Keep images out and repeat all data exactly.

Stored data
--- START ---

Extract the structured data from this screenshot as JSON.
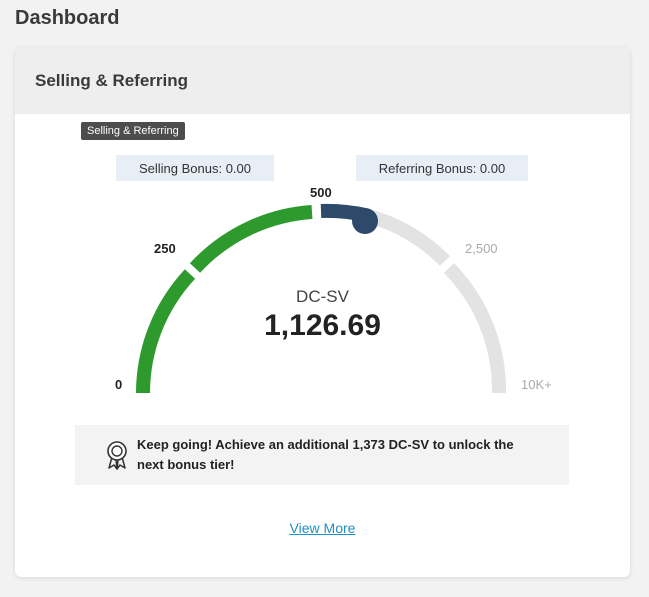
{
  "page": {
    "title": "Dashboard"
  },
  "card": {
    "title": "Selling & Referring",
    "tooltip": "Selling & Referring",
    "selling_bonus": "Selling Bonus: 0.00",
    "referring_bonus": "Referring Bonus: 0.00",
    "message": "Keep going! Achieve an additional 1,373 DC-SV to unlock the next bonus tier!",
    "view_more": "View More"
  },
  "gauge": {
    "label": "DC-SV",
    "value_text": "1,126.69",
    "value": 1126.69,
    "ticks": [
      "0",
      "250",
      "500",
      "2,500",
      "10K+"
    ],
    "colors": {
      "achieved": "#2e9a2e",
      "current": "#2e4a6b",
      "remaining": "#e3e3e3"
    }
  }
}
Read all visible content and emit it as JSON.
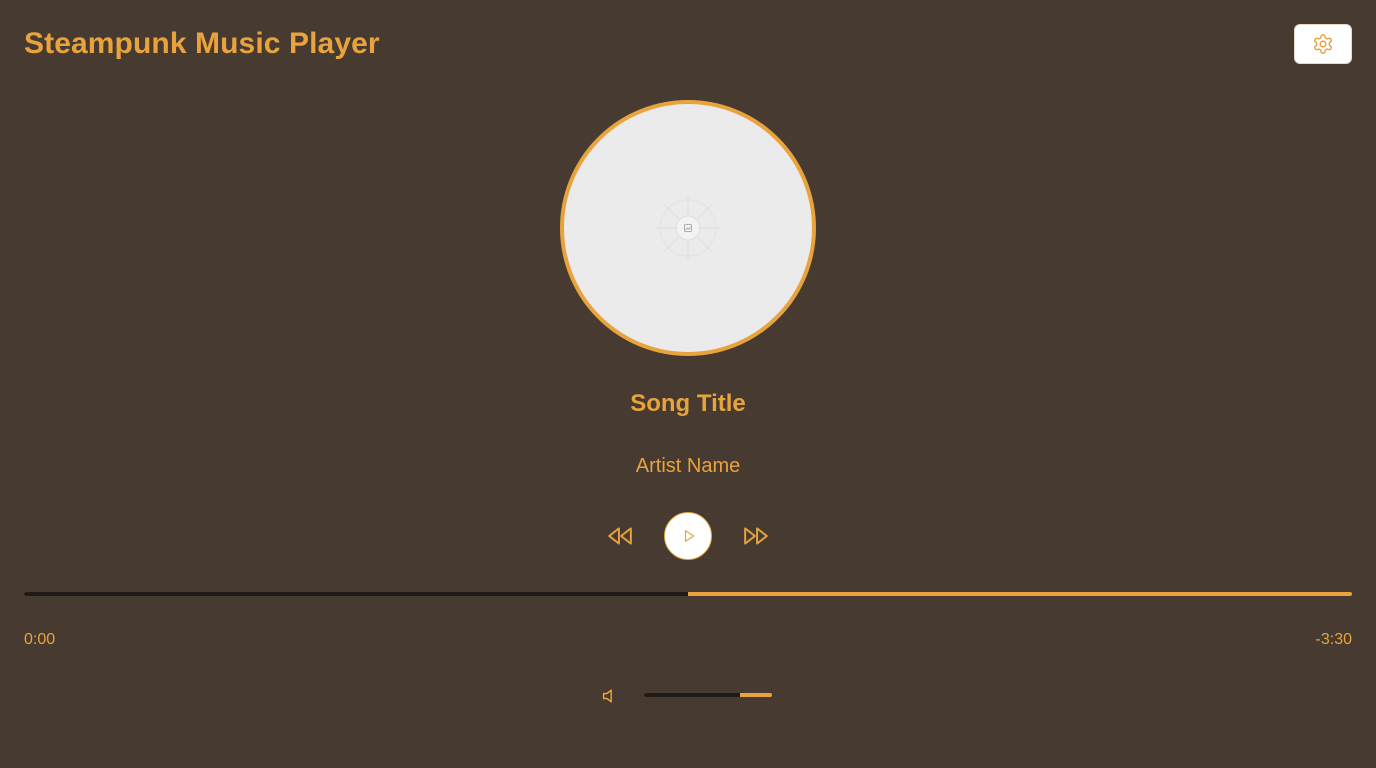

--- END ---

Reply
Extract the structured data from this screenshot as JSON.
{
  "page": {
    "title": "Dashboard"
  },
  "card": {
    "title": "Selling & Referring",
    "tooltip": "Selling & Referring",
    "selling_bonus": "Selling Bonus: 0.00",
    "referring_bonus": "Referring Bonus: 0.00",
    "message": "Keep going! Achieve an additional 1,373 DC-SV to unlock the next bonus tier!",
    "view_more": "View More"
  },
  "gauge": {
    "label": "DC-SV",
    "value_text": "1,126.69",
    "value": 1126.69,
    "ticks": [
      "0",
      "250",
      "500",
      "2,500",
      "10K+"
    ],
    "colors": {
      "achieved": "#2e9a2e",
      "current": "#2e4a6b",
      "remaining": "#e3e3e3"
    }
  }
}
Read all visible content and emit it as JSON.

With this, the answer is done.